By a junction in the paths, several Silver Birches carry twiggy clumps of Witches Broom on their branches. There are two or three clumps on each of the infected trees. Witches' Broom galls can be caused by a mite, but these are probably the result of a fungus, Exoascus betulinus.
Spring LineWe usually visit this part of the wood in spring or summer, when foliage softens the topography. It's surprising to see the same place in winter, when features such as a small steep hillock in the middle of the wood suddenly become obvious through the bare branches.
Steep features like this in our coal measures landscape are usually topped by a bed of sandstone. Twenty yards to our left, down the slope, there is evidently an impervious layer of clay or shale. A line of springs produces a series of small pools and boggy patches.
Birches favour the drier stony ground at the top of the slope, Crack Willows grow in the wetter valley bottom, alongside the stream.
Dating HedgesWorking in the east Midlands, Dr Max Hooper devised a system for dating hedges, by surveying hedges for which a date was known. He discovered that on average one tree or shrub species colonised a hedge every one hundred years. Here's how it works;
Count the number of different tree and shrub species in a 30 metre stretch of hedge. If two species are found growing there the hedge will be around 200 years old. Dr Hooper found that he had to add 30 years onto this rough date to allow for the time that it took the hedge to become established. Bramble shouldn't be counted, nor should Elder, which can appear quite quickly in a hedge only to die out again later.
In the short stretch of hedgerow at the entrance to the woods we find;

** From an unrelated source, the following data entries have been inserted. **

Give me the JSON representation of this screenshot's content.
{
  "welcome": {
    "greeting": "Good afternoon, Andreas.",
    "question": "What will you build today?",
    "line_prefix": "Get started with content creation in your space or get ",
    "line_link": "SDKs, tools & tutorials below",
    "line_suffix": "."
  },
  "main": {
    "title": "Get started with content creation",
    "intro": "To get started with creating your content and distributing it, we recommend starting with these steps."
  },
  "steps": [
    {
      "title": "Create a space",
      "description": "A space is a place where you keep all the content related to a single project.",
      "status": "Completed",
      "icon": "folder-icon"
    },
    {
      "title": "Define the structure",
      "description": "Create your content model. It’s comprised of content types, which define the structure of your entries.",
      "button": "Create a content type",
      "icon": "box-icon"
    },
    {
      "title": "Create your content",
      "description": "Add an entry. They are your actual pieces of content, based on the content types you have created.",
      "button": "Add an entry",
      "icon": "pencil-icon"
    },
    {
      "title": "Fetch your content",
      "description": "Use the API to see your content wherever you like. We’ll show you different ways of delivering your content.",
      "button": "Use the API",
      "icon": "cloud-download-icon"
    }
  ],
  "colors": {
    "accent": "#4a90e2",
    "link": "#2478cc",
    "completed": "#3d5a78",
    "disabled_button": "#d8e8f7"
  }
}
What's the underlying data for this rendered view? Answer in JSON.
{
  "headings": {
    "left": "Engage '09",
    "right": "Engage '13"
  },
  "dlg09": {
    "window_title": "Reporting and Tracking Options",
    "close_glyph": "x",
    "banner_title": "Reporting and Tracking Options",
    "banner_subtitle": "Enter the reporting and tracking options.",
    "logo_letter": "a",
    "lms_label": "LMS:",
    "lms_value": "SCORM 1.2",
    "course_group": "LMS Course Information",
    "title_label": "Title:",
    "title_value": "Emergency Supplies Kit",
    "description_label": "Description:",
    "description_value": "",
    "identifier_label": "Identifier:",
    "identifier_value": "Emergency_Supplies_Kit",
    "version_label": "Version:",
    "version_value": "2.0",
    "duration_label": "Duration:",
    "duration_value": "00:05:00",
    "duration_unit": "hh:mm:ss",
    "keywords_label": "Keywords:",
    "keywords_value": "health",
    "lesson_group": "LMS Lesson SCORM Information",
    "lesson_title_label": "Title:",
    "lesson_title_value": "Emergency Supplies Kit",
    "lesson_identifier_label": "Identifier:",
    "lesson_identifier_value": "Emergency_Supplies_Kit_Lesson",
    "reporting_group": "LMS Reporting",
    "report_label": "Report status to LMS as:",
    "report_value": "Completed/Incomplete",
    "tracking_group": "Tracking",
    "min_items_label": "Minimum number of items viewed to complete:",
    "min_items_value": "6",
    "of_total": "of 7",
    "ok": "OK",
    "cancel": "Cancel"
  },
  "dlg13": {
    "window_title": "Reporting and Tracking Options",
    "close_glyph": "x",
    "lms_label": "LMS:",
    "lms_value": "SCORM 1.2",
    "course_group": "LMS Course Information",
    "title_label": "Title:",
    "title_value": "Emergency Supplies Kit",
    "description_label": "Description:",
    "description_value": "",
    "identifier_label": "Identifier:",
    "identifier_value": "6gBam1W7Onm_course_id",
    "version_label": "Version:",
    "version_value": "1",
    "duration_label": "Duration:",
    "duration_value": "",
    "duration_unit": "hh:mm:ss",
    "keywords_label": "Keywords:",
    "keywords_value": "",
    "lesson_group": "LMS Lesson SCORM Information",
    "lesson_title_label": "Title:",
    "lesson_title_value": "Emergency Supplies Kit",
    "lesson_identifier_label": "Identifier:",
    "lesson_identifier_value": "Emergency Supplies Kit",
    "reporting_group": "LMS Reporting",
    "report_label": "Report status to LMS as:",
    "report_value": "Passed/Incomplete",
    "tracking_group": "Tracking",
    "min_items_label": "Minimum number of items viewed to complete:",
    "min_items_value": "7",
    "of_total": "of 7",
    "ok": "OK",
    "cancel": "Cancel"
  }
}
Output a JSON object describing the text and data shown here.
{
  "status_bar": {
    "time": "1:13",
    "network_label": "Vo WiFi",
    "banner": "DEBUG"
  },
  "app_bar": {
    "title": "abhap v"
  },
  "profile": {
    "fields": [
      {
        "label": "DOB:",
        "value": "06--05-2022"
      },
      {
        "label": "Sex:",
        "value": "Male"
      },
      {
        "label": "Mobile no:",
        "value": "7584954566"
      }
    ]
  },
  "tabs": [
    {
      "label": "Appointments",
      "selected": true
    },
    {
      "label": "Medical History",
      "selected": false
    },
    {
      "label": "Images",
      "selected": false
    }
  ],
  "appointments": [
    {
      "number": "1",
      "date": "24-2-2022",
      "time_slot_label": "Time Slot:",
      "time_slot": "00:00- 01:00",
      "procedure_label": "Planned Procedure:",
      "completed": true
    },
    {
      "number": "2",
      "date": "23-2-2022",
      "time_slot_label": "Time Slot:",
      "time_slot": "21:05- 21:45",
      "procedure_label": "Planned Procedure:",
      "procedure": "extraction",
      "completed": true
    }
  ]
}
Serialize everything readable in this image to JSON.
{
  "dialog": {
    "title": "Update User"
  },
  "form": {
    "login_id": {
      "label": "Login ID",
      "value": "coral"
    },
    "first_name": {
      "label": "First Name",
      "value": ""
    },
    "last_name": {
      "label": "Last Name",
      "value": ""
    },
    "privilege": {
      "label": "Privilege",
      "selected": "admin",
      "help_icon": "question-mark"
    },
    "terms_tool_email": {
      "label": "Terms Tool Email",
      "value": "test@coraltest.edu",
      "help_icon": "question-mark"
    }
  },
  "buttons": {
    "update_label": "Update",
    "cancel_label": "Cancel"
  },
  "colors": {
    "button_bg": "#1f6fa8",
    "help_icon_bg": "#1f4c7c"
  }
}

This could imply that this hedge might date back more than five hundred years. The hedge borders an old trackway; narrow lanes like this were the main routes through the area until turnpike roads were constructed in the 18th and early 19th century. But there could be another explanation for the variety of species; it was planted out near a wood, so an unusually wide variety of shrubs might have been used, simply because they were easily available.